After a successful industry-wide implementation of new and cutting-edge technology, it’s hard to stomach when something newer and shinier comes out. You want to take a beat and enjoy the fruits of your labor — not completely abandon the old for the new.
Many organizations have completed Electronic Health Record (EHR) implementations only to find that the EHR was not the best tool for engaging with patients. Though they’re a great way to house collective information, EHRs do not connect directly to phone systems or marketing applications. Studies show that while customers appreciate the information they can find online, 79% of consumers would still prefer to talk to real people for answers to more nuanced, personal health questions.
Of course, you don’t have to abandon EHRs to find the next best thing. But you can complement them with a customer relationship management (CRM) solution designed to elevate patient engagement. The two serve different but complementary purposes that, when combined, make for an exceptional team. There’s a common misconception that it’s EHR vs. CRM, but there are good reasons to consider EHR and CRM as a connected solution.
EHR: The seasoned solution
When EHRs were first introduced to the market, they transformed the way healthcare happened. Bringing patient records into the digital age allowed for more secure, more reliable, and more available patient information.
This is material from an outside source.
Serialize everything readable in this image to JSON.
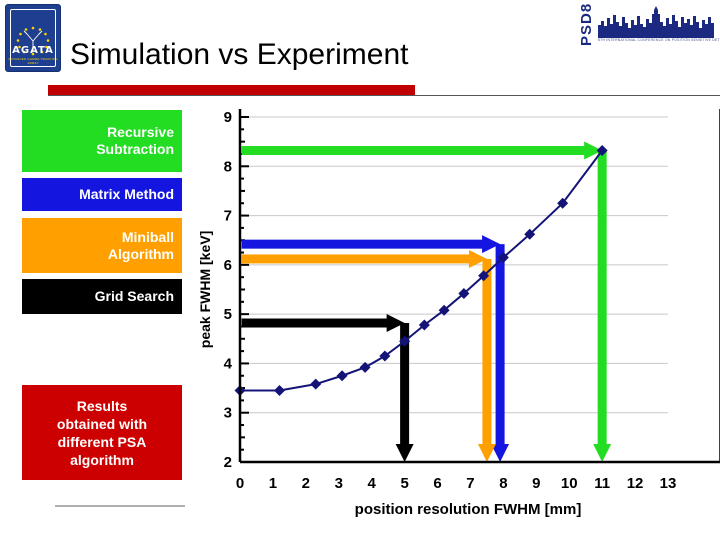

Within integrated EHR systems, information was now sent in moments across provider networks. And digital requests for Health Information Exchange moved faster than any faxing, scanning, or snail-mailing back and forth could in the past.
Now, through shared information via integrated systems, or data lakes where the information is consolidated and matched to a patient, all clinicians involved in a patient’s care (i.e., pharmacies, general practitioners, labs, clinics, etc.) could access a holistic view of a patient’s well-being. This allows for faster diagnosis, results, and action plans than what was previously available with paper records kept siloed from provider to provider.
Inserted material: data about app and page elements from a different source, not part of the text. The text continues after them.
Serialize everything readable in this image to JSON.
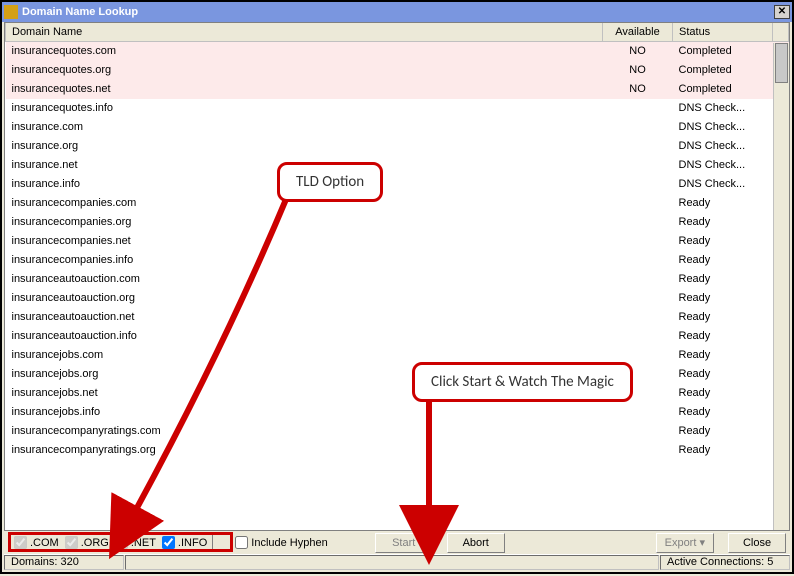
{
  "window": {
    "title": "Domain Name Lookup"
  },
  "columns": {
    "domain": "Domain Name",
    "available": "Available",
    "status": "Status"
  },
  "rows": [
    {
      "domain": "insurancequotes.com",
      "available": "NO",
      "status": "Completed",
      "pink": true
    },
    {
      "domain": "insurancequotes.org",
      "available": "NO",
      "status": "Completed",
      "pink": true
    },
    {
      "domain": "insurancequotes.net",
      "available": "NO",
      "status": "Completed",
      "pink": true
    },
    {
      "domain": "insurancequotes.info",
      "available": "",
      "status": "DNS Check..."
    },
    {
      "domain": "insurance.com",
      "available": "",
      "status": "DNS Check..."
    },
    {
      "domain": "insurance.org",
      "available": "",
      "status": "DNS Check..."
    },
    {
      "domain": "insurance.net",
      "available": "",
      "status": "DNS Check..."
    },
    {
      "domain": "insurance.info",
      "available": "",
      "status": "DNS Check..."
    },
    {
      "domain": "insurancecompanies.com",
      "available": "",
      "status": "Ready"
    },
    {
      "domain": "insurancecompanies.org",
      "available": "",
      "status": "Ready"
    },
    {
      "domain": "insurancecompanies.net",
      "available": "",
      "status": "Ready"
    },
    {
      "domain": "insurancecompanies.info",
      "available": "",
      "status": "Ready"
    },
    {
      "domain": "insuranceautoauction.com",
      "available": "",
      "status": "Ready"
    },
    {
      "domain": "insuranceautoauction.org",
      "available": "",
      "status": "Ready"
    },
    {
      "domain": "insuranceautoauction.net",
      "available": "",
      "status": "Ready"
    },
    {
      "domain": "insuranceautoauction.info",
      "available": "",
      "status": "Ready"
    },
    {
      "domain": "insurancejobs.com",
      "available": "",
      "status": "Ready"
    },
    {
      "domain": "insurancejobs.org",
      "available": "",
      "status": "Ready"
    },
    {
      "domain": "insurancejobs.net",
      "available": "",
      "status": "Ready"
    },
    {
      "domain": "insurancejobs.info",
      "available": "",
      "status": "Ready"
    },
    {
      "domain": "insurancecompanyratings.com",
      "available": "",
      "status": "Ready"
    },
    {
      "domain": "insurancecompanyratings.org",
      "available": "",
      "status": "Ready"
    }
  ],
  "tlds": {
    "com": ".COM",
    "org": ".ORG",
    "net": ".NET",
    "info": ".INFO"
  },
  "hyphen_label": "Include Hyphen",
  "buttons": {
    "start": "Start",
    "abort": "Abort",
    "export": "Export",
    "close": "Close"
  },
  "status": {
    "domains_label": "Domains:",
    "domains_count": "320",
    "conn_label": "Active Connections:",
    "conn_count": "5"
  },
  "annotations": {
    "tld": "TLD Option",
    "start": "Click Start & Watch The Magic"
  }
}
But more connection and access was still needed. “The only effective solution is one that transcends the E[H]R and facilitates collaboration between clinicians within and across different organizations,” wrote Terry Edwards in a piece titled Reimagining the Role and Function of Clinical Communications in Care Delivery for HIMSS.
Amid all of this advancement, something was still missing — where did the patient, their family, and their caregivers fit in? They had access to the information, but no guidance on how to navigate it on their own. Adrienne Boissy, MD, MA notes that “It is rare that the patient is navigating [their] health alone — clinicians, communities, and the patient’s friends and family likely also have a significant role in patient care.”
CRM: The new kid in town
The next wave of digital transformation is CRM — a system of engagement that allows for the creation of personalized communication with patients based on preferences, barriers to care, and the stage of their healthcare journey. This makes it so each patient experience is uniquely suited to them. From communicating via emails, texts, or phone calls to receiving information in native languages, based on geography, or aligning with patient insurance requirements — CRMs help make healthcare personal and approachable.
A CRM also provides a bird’s eye view of an organization’s relationships and interactions with current and prospective customers. With streamlined processes, improved customer connections, and data-based insight into trends, needs, and preferences — a CRM makes a better experience for both patients and providers. Employing a CRM tool, like Salesforce Health Cloud for example, can create a consistent experience for all agents, managers, and nurses across call centers and locations. Doing so helps cut down time required to identify patient needs or connect callers to the right resource.
CRMs also poise their users for improved profitability. Likewise, a CRM can help organizations realize a greater return on investment for the time and money put into introducing EHRs. Studies show that U.S. hospitals with excellent patient experiences generate 50% higher financial performance than average providers.
EHR and CRM: Better together
Implementing a CRM into an already existing EHR environment only elevates EHR capabilities — it doesn’t remove their benefits. By bringing patient information together from multiple sources, even more data types can be analyzed — social, behavioral, demographic, economic, and clinical all together in one org. CRMs allows providers to consider the patient’s experience throughout their health journey, not solely the communication need at certain milestones.
With the combined power of EHR and CRM, excellent patient-centered care is more achievable than ever. Less time can be spent confirming details from different sources of care — and more time can be spent getting to know the patient and their needs. Communication can happen via text, email, phone calls, snail-mail, and more. Whatever works best for your patient, in turn, works best for you. When patients feel seen, heard, and cared for, they’re more likely to return when future health needs arise. By establishing excellent care from the start, you’re building trust that ensures lower patient turnover and higher patient engagement.
Ready to take the next step in transforming your care? Read our ebook, Silverline’s Provider Roadmap for Success on CRM.